No rest for Di Canio after survival

first_img Press Association The 44-year-old Italian completed the first phase of his mission on Wearside while sitting in his armchair as Wigan’s defeat at Arsenal guaranteed the Black Cats their place in next season’s Barclays Premier League. Di Canio said: “I told them we can win, draw or lose with dignity, respecting the club’s name and the fans who follow them. But if not, I will reduce their holiday. I will give them the minimum I can give to them, which is four weeks, 28 days instead of probably 38, 40 or 41.” He added: “It depends because in some way we have to start to change the mentality. Just because I fell in a trap against Aston Villa, I don’t want to fall in a trap again. “I am sure that four or five individuals don’t need this kind of situation, but many others have to realise we need to change mentality or we have to use punishments in some way. “It’s not fair, but until the day I am sure that my players can go on the field and in some ways I can remain at home, I have to use anything I can to help change their mentality.” Survival, the very minimum requirement for the season, has justified owner and chairman Ellis Short’s decision to replace O’Neill with Di Canio at the end of March, and the new manager has been delighted with the response he has had from his players. He said: “It was important to maintain this club in the Premier League. I am very happy for the people who gave me the chance to deliver the job, for Ellis, for the Board, for the environment, for the fans, for the players because they were the protagonists. “They pushed very hard because it was difficult for them to change habits and mentality, but in the end we delivered a great job and we are happy.” center_img Paolo Di Canio has warned his players their summer holidays could be cancelled as he prepares to implement his brave new world at Sunderland.last_img read more

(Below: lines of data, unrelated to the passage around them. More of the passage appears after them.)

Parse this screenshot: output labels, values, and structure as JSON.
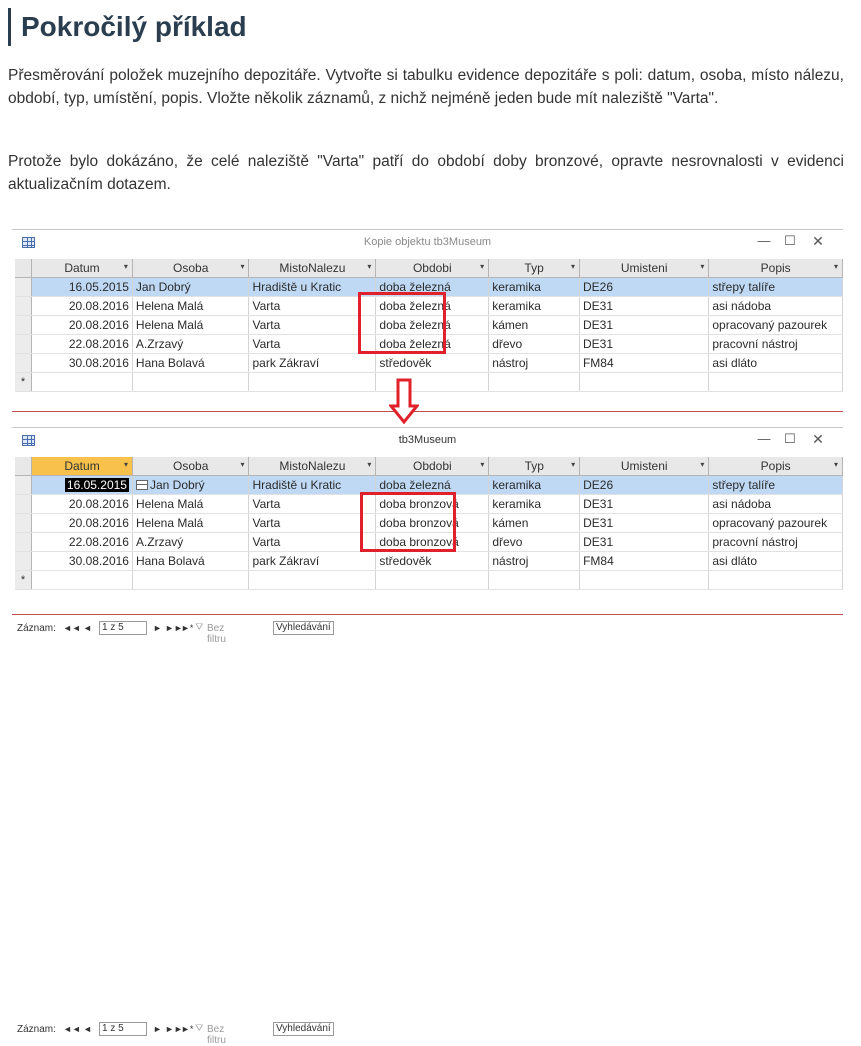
{
  "title": "Pokročilý příklad",
  "paragraphs": [
    "Přesměrování položek muzejního depozitáře. Vytvořte si tabulku evidence depozitáře s poli: datum, osoba, místo nálezu, období, typ, umístění, popis. Vložte několik záznamů, z nichž nejméně jeden bude mít naleziště \"Varta\".",
    "Protože bylo dokázáno, že celé naleziště \"Varta\" patří do období doby bronzové, opravte nesrovnalosti v evidenci aktualizačním dotazem."
  ],
  "columns": [
    "Datum",
    "Osoba",
    "MistoNalezu",
    "Obdobi",
    "Typ",
    "Umisteni",
    "Popis"
  ],
  "window_before": {
    "title": "Kopie objektu tb3Museum",
    "rows": [
      [
        "16.05.2015",
        "Jan Dobrý",
        "Hradiště u Kratic",
        "doba železná",
        "keramika",
        "DE26",
        "střepy talíře"
      ],
      [
        "20.08.2016",
        "Helena Malá",
        "Varta",
        "doba železná",
        "keramika",
        "DE31",
        "asi nádoba"
      ],
      [
        "20.08.2016",
        "Helena Malá",
        "Varta",
        "doba železná",
        "kámen",
        "DE31",
        "opracovaný pazourek"
      ],
      [
        "22.08.2016",
        "A.Zrzavý",
        "Varta",
        "doba železná",
        "dřevo",
        "DE31",
        "pracovní nástroj"
      ],
      [
        "30.08.2016",
        "Hana Bolavá",
        "park Zákraví",
        "středověk",
        "nástroj",
        "FM84",
        "asi dláto"
      ]
    ]
  },
  "window_after": {
    "title": "tb3Museum",
    "rows": [
      [
        "16.05.2015",
        "Jan Dobrý",
        "Hradiště u Kratic",
        "doba železná",
        "keramika",
        "DE26",
        "střepy talíře"
      ],
      [
        "20.08.2016",
        "Helena Malá",
        "Varta",
        "doba bronzová",
        "keramika",
        "DE31",
        "asi nádoba"
      ],
      [
        "20.08.2016",
        "Helena Malá",
        "Varta",
        "doba bronzová",
        "kámen",
        "DE31",
        "opracovaný pazourek"
      ],
      [
        "22.08.2016",
        "A.Zrzavý",
        "Varta",
        "doba bronzová",
        "dřevo",
        "DE31",
        "pracovní nástroj"
      ],
      [
        "30.08.2016",
        "Hana Bolavá",
        "park Zákraví",
        "středověk",
        "nástroj",
        "FM84",
        "asi dláto"
      ]
    ]
  },
  "new_row_marker": "*",
  "navigation": {
    "label": "Záznam:",
    "first": "◄◄",
    "prev": "◄",
    "position": "1 z 5",
    "next": "►",
    "last": "►►",
    "new": "►*",
    "filter": "Bez filtru",
    "search": "Vyhledávání"
  },
  "window_controls": {
    "minimize": "—",
    "maximize": "☐",
    "close": "✕"
  },
  "colors": {
    "highlight": "#e0202a",
    "current_row": "#bfd9f4",
    "active_header": "#f7c14b",
    "heading": "#2a3e50"
  }
}
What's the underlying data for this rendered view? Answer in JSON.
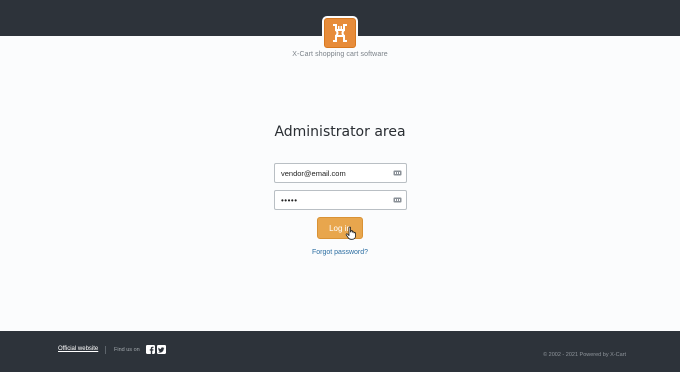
{
  "header": {
    "tagline": "X-Cart shopping cart software"
  },
  "icons": {
    "logo": "x-cart-logo-icon",
    "field_key": "credential-key-icon",
    "cursor": "hand-pointer-icon",
    "facebook": "facebook-icon",
    "twitter": "twitter-icon"
  },
  "colors": {
    "brand_orange": "#e78c3a",
    "button": "#e8a64d",
    "bars": "#2d333a",
    "link": "#2d6fa3"
  },
  "login": {
    "title": "Administrator area",
    "email_value": "vendor@email.com",
    "password_value": "•••••",
    "button_label": "Log in",
    "forgot_label": "Forgot password?"
  },
  "footer": {
    "official_label": "Official website",
    "find_us_label": "Find us on",
    "copyright": "© 2002 - 2021 Powered by X-Cart"
  }
}
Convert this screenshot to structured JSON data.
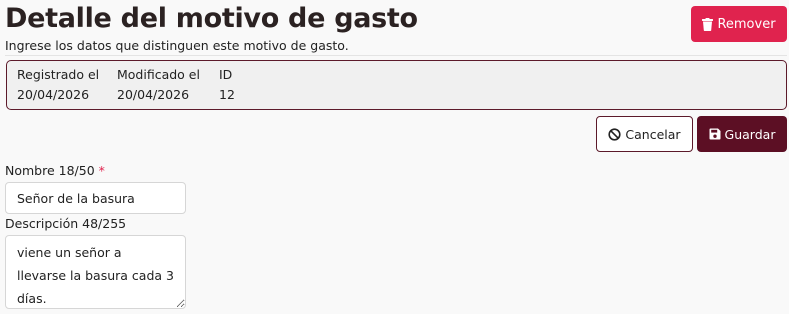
{
  "page": {
    "title": "Detalle del motivo de gasto",
    "subtitle": "Ingrese los datos que distinguen este motivo de gasto."
  },
  "actions": {
    "remove_label": "Remover",
    "remove_icon": "trash-icon",
    "remove_color": "#e0234e",
    "cancel_label": "Cancelar",
    "cancel_icon": "ban-icon",
    "save_label": "Guardar",
    "save_icon": "floppy-disk-icon",
    "save_color": "#5c0f24"
  },
  "record_info": {
    "created_label": "Registrado el",
    "created_value": "20/04/2026",
    "modified_label": "Modificado el",
    "modified_value": "20/04/2026",
    "id_label": "ID",
    "id_value": "12"
  },
  "form": {
    "name": {
      "label": "Nombre 18/50",
      "required_mark": "*",
      "value": "Señor de la basura"
    },
    "description": {
      "label": "Descripción 48/255",
      "value": "viene un señor a llevarse la basura cada 3 días."
    }
  }
}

Following Java and JavaScript the report found th

first_imgFollowing Java and JavaScript, the report found the top 10 languages for the enterprise are: C++, C#, Python, PHP, VB.NET, C, Visual Basic 6 and VBA.When the foundation looked closer at the languages being used by specific audiences, it found the large the company the more Python and C# were being used. “We see above average usage of Python and C# among very large enterprises compared with the rest of respondents, as these companies are using multiple languages. This current embrace of multiple languages is something of a new phenomenon as, historically, larger companies have practiced tighter control over processes, particularly in production,” the report states.The top languages also change based on region. While JavaScript and Java hold the top spots in North America, Asia is more likely to use Java or C++.“As we look toward a multi-platform future and continue to predict cloud-native trends based on our conversations with developers worldwide, it stands to reason that Java and JavaScript are the preferred languages in the developer community. That said, enterprises are using more languages in tandem than ever before as they exercise their newfound flexibility in cloud-native practices. As businesses continue to fine-tune their development strategy, they will seek the right tool for the right job—and the right development teams to write the future of cloud-native, the report states. In today’s polyglot programming world, enterprises are no longer restricted to one specific programming language. However, a new report does find that businesses seem to be sticking with Java and JavaScript for their enterprise application development needs.The report comes from the open-source project for cloud computing, the Cloud Foundry Foundation.“As companies transition from legacy software to more Agile, flexible technologies, it is easier for their developers to use the tool they want for the job they’re doing,” said Chip Childers, CTO of Cloud Foundry Foundation. “Cloud-native practices enable developers within large companies to pick the language that best supports their functional needs—and our research shows that the most commonly chosen languages for cloud-native application development are Java and JavaScript.”last_img read more